Jacques Ranciere gave a poignant expression to the "bad surprise" that awaits today's postmodern ideologues of the "end of politics." It is as if we are witnessing the ultimate confirmation of Freud's thesis, from Civilization and Its Discontents: after every assertion of Eros, Thanatos reasserts itself with a vengeance. At the very moment when, according to the official ideology, we are finally leaving behind the "immature" political passions (the regime of the "political": class struggle and other "outdated" divisive antagonisms) for the postideological pragmatic universe of rational administration and negotiated consensus, for the universe, free of utopian impulses, in which the dispassionate administration of social affairs goes hand in hand with the aestheticized hedonism (the pluralism "ways of life") - at this very moment, the foreclosed political is celebrating a triumphant comeback in the most archaic form of pure, undistilled racist hatred of the Other that renders the rational, tolerant attitude utterly impotent. In this precise sense, "postmodern" racism is the symptom of multiculturalist late capitalism, bringing to light the inherent contradiction of the liberal-democratic ideological project.
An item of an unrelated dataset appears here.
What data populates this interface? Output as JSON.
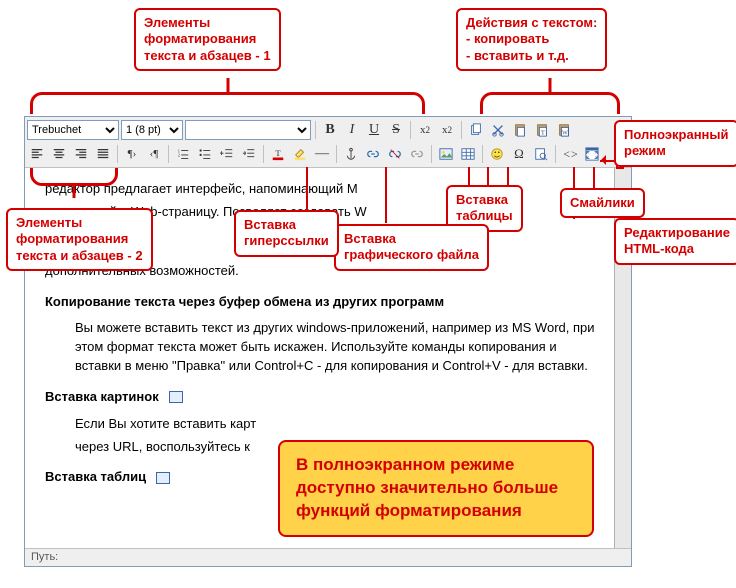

Liberal "tolerance" condones the folklorist Other deprived of its substance (like the multitude of "ethnic cuisines" in a contemporary magalopolis): however, any "real" Other is instantly denounced for its "fundamentalism," since the kernel of Otherness resides in the regulation of its jouissance; that is, the "real Other" is by definition "patriarchal," "violent," never the Other of ethereal wisdom and charming customs. One is tempted to reactualize here the old Marcusean notion of "repressive tolerance," reconceiving it as the tolerance of the Other in its aseptic, benign form, which forecloses the dimension of the Real of the Other's jouissance.